I love this quote. Speaking as a mother who has enthusiastically supported her children to follow their dreams (a trite expression, I know), I have often been on the receiving end of disapproving looks when asked about my kids’ studies. This is because their dreams are not about engineering, medicine or any other socially acceptable career. And, as much as they recognize the importance of being able to support themselves, as well as the appeal of earning a high income, I think my son, Peter, put it quite well when he said his goals in life are not confined to a paycheck. So, what exactly is it they want to do, you ask? Well….
My son, Brian, is pursuing his Master’s degree at DePaul University in Digital Cinema, Screen Directing. That’s right…he’s a filmmaker. Brian has been making movies since he was a kid. He would put up signs around the neighborhood announcing auditions. I remember my feeling of panic the first time seeing them posted, rushing home to have a heart-to-heart with my budding filmmaker, to make sure he understood that he could not cut anyone who showed up. He’d have to find a place for them. Every single kid who showed up to audition would HAVE to have some role to play in the production. As it turned out, that really wasn’t a problem, since no one showed up for his auditions. Ever.

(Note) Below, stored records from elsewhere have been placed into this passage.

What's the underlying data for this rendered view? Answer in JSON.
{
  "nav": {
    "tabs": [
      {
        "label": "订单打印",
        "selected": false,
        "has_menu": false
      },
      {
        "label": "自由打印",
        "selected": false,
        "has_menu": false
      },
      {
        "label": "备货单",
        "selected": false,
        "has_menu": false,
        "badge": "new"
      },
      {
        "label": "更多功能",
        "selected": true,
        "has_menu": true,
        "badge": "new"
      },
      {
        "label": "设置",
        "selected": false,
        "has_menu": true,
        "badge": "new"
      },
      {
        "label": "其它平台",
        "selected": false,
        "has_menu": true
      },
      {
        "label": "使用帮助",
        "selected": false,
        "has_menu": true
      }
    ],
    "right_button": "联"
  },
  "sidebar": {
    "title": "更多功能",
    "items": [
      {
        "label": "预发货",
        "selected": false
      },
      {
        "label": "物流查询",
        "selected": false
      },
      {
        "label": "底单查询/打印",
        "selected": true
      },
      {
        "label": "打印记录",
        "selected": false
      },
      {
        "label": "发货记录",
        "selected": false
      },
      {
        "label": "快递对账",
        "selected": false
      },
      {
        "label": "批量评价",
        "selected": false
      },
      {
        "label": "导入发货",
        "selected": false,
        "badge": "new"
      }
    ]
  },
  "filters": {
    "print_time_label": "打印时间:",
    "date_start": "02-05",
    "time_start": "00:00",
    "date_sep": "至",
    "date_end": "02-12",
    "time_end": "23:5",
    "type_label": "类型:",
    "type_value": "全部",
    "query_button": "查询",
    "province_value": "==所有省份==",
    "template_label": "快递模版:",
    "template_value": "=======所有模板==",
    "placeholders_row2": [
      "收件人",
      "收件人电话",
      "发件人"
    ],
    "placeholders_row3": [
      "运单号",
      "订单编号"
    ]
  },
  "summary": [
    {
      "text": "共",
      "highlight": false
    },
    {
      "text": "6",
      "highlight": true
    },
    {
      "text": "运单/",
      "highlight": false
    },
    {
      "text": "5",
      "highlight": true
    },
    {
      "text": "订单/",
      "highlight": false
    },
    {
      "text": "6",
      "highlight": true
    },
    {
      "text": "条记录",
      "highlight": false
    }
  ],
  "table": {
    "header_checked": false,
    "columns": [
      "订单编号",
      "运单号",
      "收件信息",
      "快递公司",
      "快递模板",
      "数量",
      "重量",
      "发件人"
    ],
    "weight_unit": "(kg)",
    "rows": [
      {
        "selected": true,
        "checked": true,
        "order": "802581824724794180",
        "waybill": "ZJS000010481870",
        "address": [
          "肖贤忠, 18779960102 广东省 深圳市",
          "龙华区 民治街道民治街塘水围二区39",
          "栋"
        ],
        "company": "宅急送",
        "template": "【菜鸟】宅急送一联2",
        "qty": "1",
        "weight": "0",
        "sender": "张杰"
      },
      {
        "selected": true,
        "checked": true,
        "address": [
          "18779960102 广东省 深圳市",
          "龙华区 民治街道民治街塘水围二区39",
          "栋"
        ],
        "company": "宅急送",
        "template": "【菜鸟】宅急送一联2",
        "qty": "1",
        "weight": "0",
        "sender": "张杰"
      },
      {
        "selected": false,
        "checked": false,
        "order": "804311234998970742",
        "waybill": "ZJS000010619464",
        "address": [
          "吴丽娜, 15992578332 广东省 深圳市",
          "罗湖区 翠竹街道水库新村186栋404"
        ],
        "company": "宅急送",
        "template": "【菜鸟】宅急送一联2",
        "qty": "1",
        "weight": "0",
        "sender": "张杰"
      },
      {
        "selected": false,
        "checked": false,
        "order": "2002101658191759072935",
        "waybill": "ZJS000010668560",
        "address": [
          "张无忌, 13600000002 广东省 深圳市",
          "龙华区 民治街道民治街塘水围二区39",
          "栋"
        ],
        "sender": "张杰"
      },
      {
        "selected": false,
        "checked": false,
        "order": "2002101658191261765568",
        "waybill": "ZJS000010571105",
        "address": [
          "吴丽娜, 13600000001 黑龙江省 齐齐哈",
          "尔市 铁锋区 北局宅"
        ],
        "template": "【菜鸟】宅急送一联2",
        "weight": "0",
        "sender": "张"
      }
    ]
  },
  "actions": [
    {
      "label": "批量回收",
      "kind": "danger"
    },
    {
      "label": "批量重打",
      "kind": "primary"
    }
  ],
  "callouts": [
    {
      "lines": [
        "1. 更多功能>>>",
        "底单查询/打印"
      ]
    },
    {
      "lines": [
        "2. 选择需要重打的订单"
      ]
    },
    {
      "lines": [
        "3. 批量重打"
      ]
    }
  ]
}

The cast was always made up of Brian, Peter and their neighbor and friend, Alex (and, on occasion, my daughter, and her best friend, Alex’s sister). I often wonder if those kids who shunned his invitation years ago might come to regret it someday…
During his first class at DePaul, Brian’s classmates introduced themselves and told their fellow students about their previous bodies of work. Brian related his early projects in the neighborhood with their rag-tag crew, explaining that, because of the scarcity of actors, his films usually included several sets of “twins”, as they needed to play many parts. And, production quality was quite low. Well…extremely low. I remember one movie, which was set on a battlefield (our back yard). The boys had arranged lawn sprinklers just out of screen shot (pretty much) to simulate rain and as the “soldiers” are seen onscreen, fighting for their lives, shooting unseen enemies with “rain” pouring down on them, our neighbor’s dog, Diesel, can be spotted in the background running back and forth, barking madly at the scene. I’m happy to report that Brian has since gone on to create much more sophisticated films, but those raw movies made by that young boy with a passion will never be discarded. Ever.
One of his short films was entered into the DePaul University Premiere Film Festival, hosted at the Music Box Theater in Chicago. Sixteen films were chosen out of over one hundred. They were screened and judged by leaders in the industry, including the Sundance and Los Angeles Film Festivals. Brian’s four-minute film won for Best Editing. At one point during the editing process, he and his team spent four hours removing twelve frames for the final version. What does “twelve frames” mean? It means one-half of one second. A Professor of Editing at DePaul asked Brian’s permission to include that film in his class. Another short film was recently accepted into the Los Angeles Horror Film Competition and walked away with another award for Best Editing. To say we were proud of his wonderful accomplishment would be a colossal understatement. My point in all this bragging is to try to make people understand that this is who he
To say we were proud of his wonderful accomplishment would be a colossal understatement. My point in all this bragging is to try to make people understand that this is who he is. This is who he has always been. My husband and I couldn’t make him be an accountant. I suppose we could have, but how unhappy he would have been…
My son, Peter, and daughter, Mary Kate are currently Percussion Performance majors at the University of Iowa. The Percussion Ensemble recently won a nation-wide competition to perform at the Percussive Arts Society International Convention, earning them the title of Number One Collegiate Percussion Ensemble in the country. That they were able to share in the experience was enormously gratifying for my husband and me. Mary Kate recently told me that she feels so incredibly fulfilled studying, practicing and performing music. How could I ever question her path? And, as Peter so eloquently said, the world would be a sad, sad place without music. For a beautiful peek into the heart, mind and soul of a musician, I would direct you to a short essay he penned, entitled Explain Yourself. (http://pjnmusic.blogspot.com/2013/09/explain-yourself.html)
That leaves my eldest son, Mike, who, admittedly chose a more mainstream career path in finance. The others refer to their big brother as The Suit. My dream is to one day watch as my brood sweeps the Academy Awards with Oscars for Best Film, Best Director, Best Film Score, Best Screenplay (picked up by our neighbor, Alex, a talented writer who contributed to those early film scripts). And, of course, Best Producer for Mike, because every great director needs a great producer and Brian has already made it clear that Mike is his guy. Not a bad dream, huh? As Pete says, when people sarcastically ask him what he’s going to do with that degree, he just says, “I’m gonna’ be happy for the rest of my life.” What more could a parent ask for?